One of several shops on a block called Delafield Square, the bakery has some intriguing neighbors. I had fun sampling premium olive oils and aged vinegars at Oliva di Vita, which opened in May. My favorites were the honey vinegar (said to be good in bloody Marys or tossed with strawberries) and dark chocolate balsamic (on ice cream or in coffee). The olive oils come from not only from Italy and California but Spain, Portugal, Tunisia and Chile.
More exotica awaits at neighboring Elements East, which deals in antiques from Mongolia, Tibet and the northern provinces of China. Each piece has a story to tell. How about a 120-year-old, hand-painted Mongolian trunk?
Across Genesee Street from the modern Delafield Square complex is a white church building that now houses a women’s apparel boutique called Unique in Delafield. Commonly called “The Steeple,” the former Presbyterian church, crowned by a shingled steeple with weather vane and bell, symbolizes Delafield’s quaintness. It still has the original door and stained glass. The redesigned church once housed live theater and the Lang Co. gift shop.
Lang art calendars and related products are still made and can be purchased, along with Vera Bradley quilted bags, at Bittersweet, whose owners used to work at the Lang shop in “The Steeple.”
Also worth a look is Lieblang Leather, a manufacturer of fine leather and fur jackets. Lieblang recently was commissioned to make four leather jackets as gifts for the First Family, including one with an embroidered Presidential Seal sewn in. Rick Lieblang, in business for 25 years, says the hottest items now are leather jackets trimmed with fur, such as rabbit, raccoon, fox and rex rabbit (a cross between a chinchilla and rabbit).

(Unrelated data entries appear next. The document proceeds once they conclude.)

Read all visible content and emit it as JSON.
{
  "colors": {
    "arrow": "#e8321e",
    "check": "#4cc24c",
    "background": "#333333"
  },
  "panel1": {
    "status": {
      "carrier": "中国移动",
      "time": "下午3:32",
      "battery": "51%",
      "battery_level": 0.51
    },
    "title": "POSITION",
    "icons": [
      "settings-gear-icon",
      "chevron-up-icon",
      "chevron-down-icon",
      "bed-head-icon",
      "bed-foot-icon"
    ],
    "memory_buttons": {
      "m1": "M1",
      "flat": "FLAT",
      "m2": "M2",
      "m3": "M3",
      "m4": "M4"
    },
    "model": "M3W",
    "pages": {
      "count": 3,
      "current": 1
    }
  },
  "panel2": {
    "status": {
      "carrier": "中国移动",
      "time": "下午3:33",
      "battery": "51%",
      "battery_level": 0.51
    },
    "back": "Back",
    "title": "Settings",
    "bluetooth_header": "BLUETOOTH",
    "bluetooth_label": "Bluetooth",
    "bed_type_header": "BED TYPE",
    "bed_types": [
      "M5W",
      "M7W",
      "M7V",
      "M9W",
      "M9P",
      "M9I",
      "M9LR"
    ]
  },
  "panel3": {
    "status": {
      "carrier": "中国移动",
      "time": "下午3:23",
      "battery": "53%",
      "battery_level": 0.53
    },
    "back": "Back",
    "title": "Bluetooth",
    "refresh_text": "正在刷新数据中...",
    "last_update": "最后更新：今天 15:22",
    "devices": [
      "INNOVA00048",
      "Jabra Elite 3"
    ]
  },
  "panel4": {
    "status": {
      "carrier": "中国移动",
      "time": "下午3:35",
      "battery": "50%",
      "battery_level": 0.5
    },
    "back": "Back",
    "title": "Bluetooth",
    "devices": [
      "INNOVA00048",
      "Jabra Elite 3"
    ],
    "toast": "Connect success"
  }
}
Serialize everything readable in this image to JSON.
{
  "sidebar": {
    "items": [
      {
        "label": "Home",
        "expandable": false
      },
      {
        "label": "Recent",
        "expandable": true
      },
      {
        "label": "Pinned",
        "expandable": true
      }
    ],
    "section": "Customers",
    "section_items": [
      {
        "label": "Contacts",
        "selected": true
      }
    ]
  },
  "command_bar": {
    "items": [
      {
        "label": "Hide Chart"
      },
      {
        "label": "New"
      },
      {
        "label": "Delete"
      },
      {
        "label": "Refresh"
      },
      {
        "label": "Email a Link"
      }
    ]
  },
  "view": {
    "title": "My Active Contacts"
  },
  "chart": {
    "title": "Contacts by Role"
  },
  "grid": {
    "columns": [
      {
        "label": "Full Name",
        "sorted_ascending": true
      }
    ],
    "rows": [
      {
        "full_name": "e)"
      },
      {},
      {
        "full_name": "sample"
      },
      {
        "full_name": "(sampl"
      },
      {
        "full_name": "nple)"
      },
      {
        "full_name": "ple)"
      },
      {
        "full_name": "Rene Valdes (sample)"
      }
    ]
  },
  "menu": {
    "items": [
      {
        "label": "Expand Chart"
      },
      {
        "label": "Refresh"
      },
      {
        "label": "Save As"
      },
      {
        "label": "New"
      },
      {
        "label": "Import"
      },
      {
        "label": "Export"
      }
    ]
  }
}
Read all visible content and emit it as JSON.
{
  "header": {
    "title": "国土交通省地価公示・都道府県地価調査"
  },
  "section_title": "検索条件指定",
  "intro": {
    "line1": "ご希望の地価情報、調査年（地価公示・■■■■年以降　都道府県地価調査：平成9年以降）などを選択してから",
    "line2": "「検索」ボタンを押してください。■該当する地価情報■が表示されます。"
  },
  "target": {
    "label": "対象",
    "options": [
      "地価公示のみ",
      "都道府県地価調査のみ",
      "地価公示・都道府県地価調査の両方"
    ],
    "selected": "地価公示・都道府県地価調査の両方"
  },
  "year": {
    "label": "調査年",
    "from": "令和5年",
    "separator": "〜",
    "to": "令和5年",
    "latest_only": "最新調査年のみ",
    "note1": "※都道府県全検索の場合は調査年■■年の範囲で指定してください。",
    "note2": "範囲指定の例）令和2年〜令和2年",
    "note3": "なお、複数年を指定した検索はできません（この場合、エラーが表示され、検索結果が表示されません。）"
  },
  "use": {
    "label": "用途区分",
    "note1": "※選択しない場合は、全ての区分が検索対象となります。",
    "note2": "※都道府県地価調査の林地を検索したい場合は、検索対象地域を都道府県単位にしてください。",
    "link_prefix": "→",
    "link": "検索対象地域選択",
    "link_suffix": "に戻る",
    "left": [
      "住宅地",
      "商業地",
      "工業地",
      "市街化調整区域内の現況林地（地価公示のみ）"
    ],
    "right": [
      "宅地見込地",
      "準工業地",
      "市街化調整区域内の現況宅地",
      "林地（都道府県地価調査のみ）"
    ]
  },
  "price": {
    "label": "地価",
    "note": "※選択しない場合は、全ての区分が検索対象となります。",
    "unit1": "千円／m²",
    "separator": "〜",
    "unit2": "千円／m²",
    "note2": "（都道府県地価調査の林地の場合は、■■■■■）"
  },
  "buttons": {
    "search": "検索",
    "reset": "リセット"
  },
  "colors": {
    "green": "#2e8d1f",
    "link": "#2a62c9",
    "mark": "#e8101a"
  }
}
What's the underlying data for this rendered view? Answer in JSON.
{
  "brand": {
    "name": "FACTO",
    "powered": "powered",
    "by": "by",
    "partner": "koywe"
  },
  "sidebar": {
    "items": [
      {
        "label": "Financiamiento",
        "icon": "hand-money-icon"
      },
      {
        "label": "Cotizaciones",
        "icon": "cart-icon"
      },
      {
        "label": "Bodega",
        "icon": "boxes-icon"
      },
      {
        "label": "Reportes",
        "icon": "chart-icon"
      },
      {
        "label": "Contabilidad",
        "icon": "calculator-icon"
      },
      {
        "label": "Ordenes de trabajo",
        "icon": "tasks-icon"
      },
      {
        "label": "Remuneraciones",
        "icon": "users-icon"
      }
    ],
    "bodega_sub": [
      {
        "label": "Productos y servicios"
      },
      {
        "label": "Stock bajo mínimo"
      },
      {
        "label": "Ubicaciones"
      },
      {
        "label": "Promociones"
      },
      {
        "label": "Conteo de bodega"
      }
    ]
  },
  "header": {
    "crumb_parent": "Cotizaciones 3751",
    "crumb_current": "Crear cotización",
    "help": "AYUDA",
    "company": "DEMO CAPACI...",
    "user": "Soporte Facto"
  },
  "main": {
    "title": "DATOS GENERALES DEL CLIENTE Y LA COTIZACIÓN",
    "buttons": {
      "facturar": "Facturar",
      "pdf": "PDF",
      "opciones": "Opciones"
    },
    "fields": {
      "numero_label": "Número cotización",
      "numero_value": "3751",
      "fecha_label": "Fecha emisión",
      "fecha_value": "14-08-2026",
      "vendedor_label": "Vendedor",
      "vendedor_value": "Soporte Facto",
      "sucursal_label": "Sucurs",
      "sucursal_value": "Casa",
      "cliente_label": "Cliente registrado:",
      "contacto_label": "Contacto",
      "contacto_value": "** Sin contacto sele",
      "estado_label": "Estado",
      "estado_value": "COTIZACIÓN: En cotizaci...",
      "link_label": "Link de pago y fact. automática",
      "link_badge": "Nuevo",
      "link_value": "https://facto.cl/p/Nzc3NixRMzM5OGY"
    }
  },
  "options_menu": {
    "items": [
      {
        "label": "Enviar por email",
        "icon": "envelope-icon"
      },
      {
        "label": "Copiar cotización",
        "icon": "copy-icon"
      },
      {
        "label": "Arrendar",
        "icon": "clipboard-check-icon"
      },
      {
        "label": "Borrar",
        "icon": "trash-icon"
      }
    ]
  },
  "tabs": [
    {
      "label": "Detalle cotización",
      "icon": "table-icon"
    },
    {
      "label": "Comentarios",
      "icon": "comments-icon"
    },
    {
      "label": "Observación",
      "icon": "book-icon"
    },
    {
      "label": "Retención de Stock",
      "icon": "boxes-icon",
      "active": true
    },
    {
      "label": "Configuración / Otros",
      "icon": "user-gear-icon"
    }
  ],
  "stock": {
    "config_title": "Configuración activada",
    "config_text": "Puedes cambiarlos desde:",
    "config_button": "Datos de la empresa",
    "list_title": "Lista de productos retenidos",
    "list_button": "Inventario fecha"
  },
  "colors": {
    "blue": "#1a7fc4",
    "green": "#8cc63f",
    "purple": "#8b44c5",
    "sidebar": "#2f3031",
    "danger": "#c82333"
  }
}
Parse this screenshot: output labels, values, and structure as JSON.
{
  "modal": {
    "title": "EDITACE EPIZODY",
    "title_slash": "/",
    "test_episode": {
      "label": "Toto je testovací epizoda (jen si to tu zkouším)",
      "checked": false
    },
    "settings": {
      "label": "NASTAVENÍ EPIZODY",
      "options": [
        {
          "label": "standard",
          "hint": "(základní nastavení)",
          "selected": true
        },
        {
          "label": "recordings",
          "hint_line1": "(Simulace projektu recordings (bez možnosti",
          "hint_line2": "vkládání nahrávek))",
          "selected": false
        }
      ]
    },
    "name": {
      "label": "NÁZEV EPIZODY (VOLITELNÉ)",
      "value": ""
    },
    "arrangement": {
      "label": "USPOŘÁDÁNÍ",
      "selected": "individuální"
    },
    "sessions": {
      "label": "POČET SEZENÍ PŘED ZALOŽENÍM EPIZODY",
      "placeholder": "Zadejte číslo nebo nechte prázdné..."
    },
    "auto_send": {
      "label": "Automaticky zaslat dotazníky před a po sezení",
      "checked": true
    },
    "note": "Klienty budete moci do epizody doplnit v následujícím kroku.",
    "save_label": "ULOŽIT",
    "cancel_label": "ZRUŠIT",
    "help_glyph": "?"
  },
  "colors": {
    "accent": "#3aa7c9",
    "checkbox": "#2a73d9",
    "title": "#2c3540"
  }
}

Happily for guests of the Delafield Hotel, the boutiques are just a short stroll from the boutique hostelry. But you could easily spend your Delafield stay curled up in one of the hotel’s 38 high-ceilinged suites. My room, an executive suite, had a king-size sleigh bed, a flat-screen TV cloaked in an armoire and a large desk with a coffee maker. There was a wall-mounted, flat-screen TV in the bathroom, perfect entertainment while soaking in the Kohler spa tub. Bathrooms also feature a fancy Kohler shower with body spray jets. Homemade chocolate chip cookies are part of the turndown service.
A block away is another hostelry, this one an historic stagecoach stop that served as Delafield’s first social center. Hawks Inn Museum, which was moved a few blocks in 1960 to its present location, dates to 1846. The three-story, 18-room building is furnished with mid-19th century antiques, from beds and quilts to trunks, weaving looms and spinning wheels.
Delafield also takes pride in a historic school—St. John’s Northwestern Military Academy. Established in 1884, the private boarding school for young men in grades 7 to 12 attracts students from around the world. Tours of the campus, noted for its castellated limestone buildings in the English Gothic style, can be arranged.
Delafield, located in the Lake Country of southeastern Wisconsin, surrounds Lake Nagawicka and abounds with recreational options. Several bike trails pass through the area, and just minutes from town is the Lapham Peak Unit of Kettle Moraine State Forest. The 45-foot wooden observation tower on Lapham Peak, at 1,233 feet the highest point in Waukesha County, affords panoramic views, including glimpses of Milwaukee’s downtown skyline, 35 miles away. Cross country skiing is big in winter, and in summer the park’s amphitheater presents everything from Shakespeare to Irish dancing.
For more information on Delafield, contact the Delafield Chamber and Tourism Office, 888-294-1082; visitdelafield.org.